A team of faculty and staff is working to respond to an unprecedented wave of near-simultaneous departures of Black Studies faculty at SUNY New Paltz.
Department of Black Studies Chair Major Coleman, College President Donald P. Christian, Interim Provost Stella Deen and Dean of Liberal Arts & Sciences Laura Barrett met on June 12 to discuss possible courses of action following the sudden loss of four Black Studies faculty. Long-tenured professors A.J. Williams-Meyers and Zelbert Moore have announced their retirements, LaTasha Brown is transferring to the Department of Digital Media & Journalism and Karanja Carroll has resigned.
Plans are underway for the prompt hiring of two, two-year visiting assistant professors and additional adjunct professors to support immediate class demands and student advising and mentoring needs. Funding for all positions vacated by retirement or resignation remains in the Black Studies Department budget. The ultimate goal is to refill the vacancies with full-time, tenure-track faculty.
A strategy for filling newly-vacant tenured faculty positions in Black Studies is also being developed.
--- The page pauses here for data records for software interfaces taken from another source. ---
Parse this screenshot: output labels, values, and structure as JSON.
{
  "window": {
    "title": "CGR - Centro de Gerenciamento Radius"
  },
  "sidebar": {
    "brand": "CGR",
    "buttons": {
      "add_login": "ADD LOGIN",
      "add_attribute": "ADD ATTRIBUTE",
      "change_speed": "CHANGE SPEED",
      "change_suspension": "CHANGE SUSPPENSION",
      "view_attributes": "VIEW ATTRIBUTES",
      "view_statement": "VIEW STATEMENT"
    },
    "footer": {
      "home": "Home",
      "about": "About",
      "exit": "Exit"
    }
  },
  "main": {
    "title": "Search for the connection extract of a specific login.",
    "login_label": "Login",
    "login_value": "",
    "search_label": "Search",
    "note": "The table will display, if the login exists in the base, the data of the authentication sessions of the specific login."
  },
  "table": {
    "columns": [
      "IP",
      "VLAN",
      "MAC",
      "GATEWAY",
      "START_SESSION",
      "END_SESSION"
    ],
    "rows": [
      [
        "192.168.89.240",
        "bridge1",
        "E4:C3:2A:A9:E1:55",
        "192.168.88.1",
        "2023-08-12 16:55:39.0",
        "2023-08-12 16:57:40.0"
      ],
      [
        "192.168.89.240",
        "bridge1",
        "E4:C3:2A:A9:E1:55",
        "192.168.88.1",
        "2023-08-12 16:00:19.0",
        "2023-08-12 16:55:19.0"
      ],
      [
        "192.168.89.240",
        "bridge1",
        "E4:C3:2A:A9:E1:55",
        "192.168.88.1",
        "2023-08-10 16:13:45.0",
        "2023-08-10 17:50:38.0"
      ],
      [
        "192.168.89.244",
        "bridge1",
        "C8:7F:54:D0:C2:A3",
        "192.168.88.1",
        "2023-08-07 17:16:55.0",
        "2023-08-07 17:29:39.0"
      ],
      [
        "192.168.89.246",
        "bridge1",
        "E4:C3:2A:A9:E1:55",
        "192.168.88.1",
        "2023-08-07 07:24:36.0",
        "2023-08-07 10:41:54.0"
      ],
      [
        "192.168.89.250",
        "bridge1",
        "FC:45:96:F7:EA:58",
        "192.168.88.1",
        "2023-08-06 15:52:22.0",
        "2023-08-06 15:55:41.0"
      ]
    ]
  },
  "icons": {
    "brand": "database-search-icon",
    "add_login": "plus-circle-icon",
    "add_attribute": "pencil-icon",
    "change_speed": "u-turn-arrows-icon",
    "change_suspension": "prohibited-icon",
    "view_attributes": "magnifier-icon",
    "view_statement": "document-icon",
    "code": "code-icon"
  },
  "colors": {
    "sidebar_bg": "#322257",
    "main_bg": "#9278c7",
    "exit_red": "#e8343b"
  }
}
In crafting this strategy, faculty and administrative leadership are guided by a recent External Review Report of the department, submitted on May 2.
External reviews of all academic departments at New Paltz are conducted every five years in accordance with accepted best practices for colleges and universities.
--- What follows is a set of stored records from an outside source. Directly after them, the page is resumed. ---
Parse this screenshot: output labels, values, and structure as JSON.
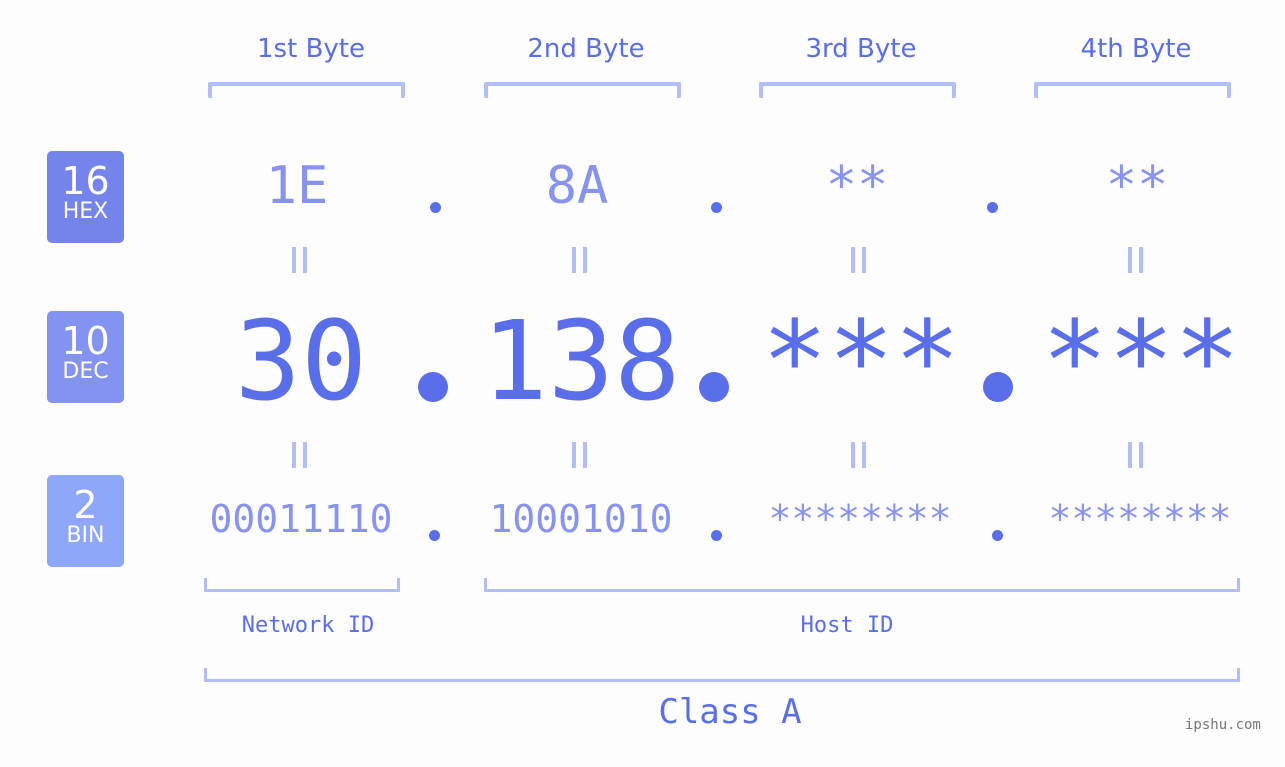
{
  "bytes": [
    {
      "label": "1st Byte",
      "hex": "1E",
      "dec": "30",
      "bin": "00011110"
    },
    {
      "label": "2nd Byte",
      "hex": "8A",
      "dec": "138",
      "bin": "10001010"
    },
    {
      "label": "3rd Byte",
      "hex": "**",
      "dec": "***",
      "bin": "********"
    },
    {
      "label": "4th Byte",
      "hex": "**",
      "dec": "***",
      "bin": "********"
    }
  ],
  "bases": {
    "hex": {
      "num": "16",
      "label": "HEX",
      "color": "#7584ea"
    },
    "dec": {
      "num": "10",
      "label": "DEC",
      "color": "#8492f0"
    },
    "bin": {
      "num": "2",
      "label": "BIN",
      "color": "#8fa7f8"
    }
  },
  "segments": {
    "network": "Network ID",
    "host": "Host ID"
  },
  "class_label": "Class A",
  "watermark": "ipshu.com",
  "colors": {
    "accent": "#5a6ee9",
    "light": "#8793ee",
    "bracket": "#b3bdf7"
  }
}
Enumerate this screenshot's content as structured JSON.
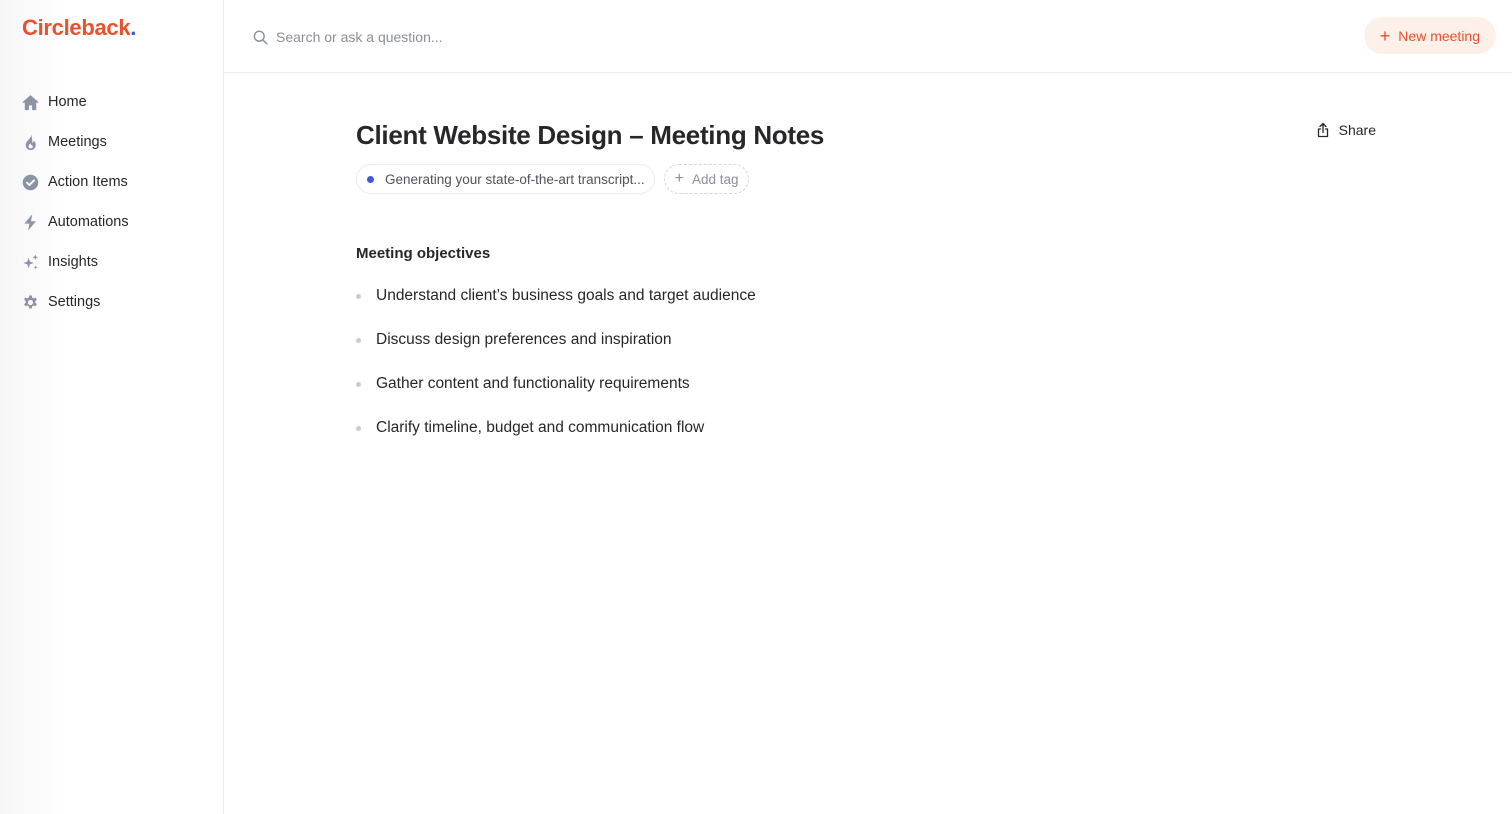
{
  "brand": {
    "name": "Circleback",
    "dot": ".",
    "color": "#e8502e",
    "dot_color": "#3b5bdb"
  },
  "sidebar": {
    "items": [
      {
        "label": "Home",
        "icon": "home-icon"
      },
      {
        "label": "Meetings",
        "icon": "flame-icon"
      },
      {
        "label": "Action Items",
        "icon": "check-circle-icon"
      },
      {
        "label": "Automations",
        "icon": "bolt-icon"
      },
      {
        "label": "Insights",
        "icon": "sparkles-icon"
      },
      {
        "label": "Settings",
        "icon": "gear-icon"
      }
    ]
  },
  "search": {
    "placeholder": "Search or ask a question..."
  },
  "header": {
    "new_meeting_label": "New meeting",
    "accent": "#e8502e"
  },
  "meeting": {
    "title": "Client Website Design – Meeting Notes",
    "share_label": "Share",
    "status_text": "Generating your state-of-the-art transcript...",
    "add_tag_label": "Add tag",
    "section_heading": "Meeting objectives",
    "objectives": [
      "Understand client’s business goals and target audience",
      "Discuss design preferences and inspiration",
      "Gather content and functionality requirements",
      "Clarify timeline, budget and communication flow"
    ]
  }
}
“We view external reviews as opportunities to look at what we do well and what we can do to make strong programs better, and we appreciate the need for academic programs to align with new and important national trends and intellectual dialogues to better serve students,” said Interim Provost Deen. “External reviews help our departments identify pathways to that alignment, and so we think of them as indicative of our investment and our confidence in our academic departments and faculty.”
The Black Studies External Review team, which consisted of Veronica Gregg, Associate Professor at Hunter College, and James Stewart, Professor Emeritus at Pennsylvania State University, recommended that in replacing outgoing faculty the Department of Black Studies should aim to address “fundamental intellectual and pedagogical shifts in the discipline.”
In their conversations with Black Studies majors and minors, the review team observed that “the students value strong mentoring relationships with faculty and see the need for updating curriculum and for employing more engaging pedagogical strategies.”
Some steps have already been approved for achieving this goal. The President’s Office has allotted resources to the department to develop an “internal development workshop, facilitated by an invited specialist,” per the recommendations of the review, and staff will continue partnering with students and faculty to implement the recommendations of the External Review Report and ensure the sustained vitality of Black Studies at SUNY New Paltz, Deen said.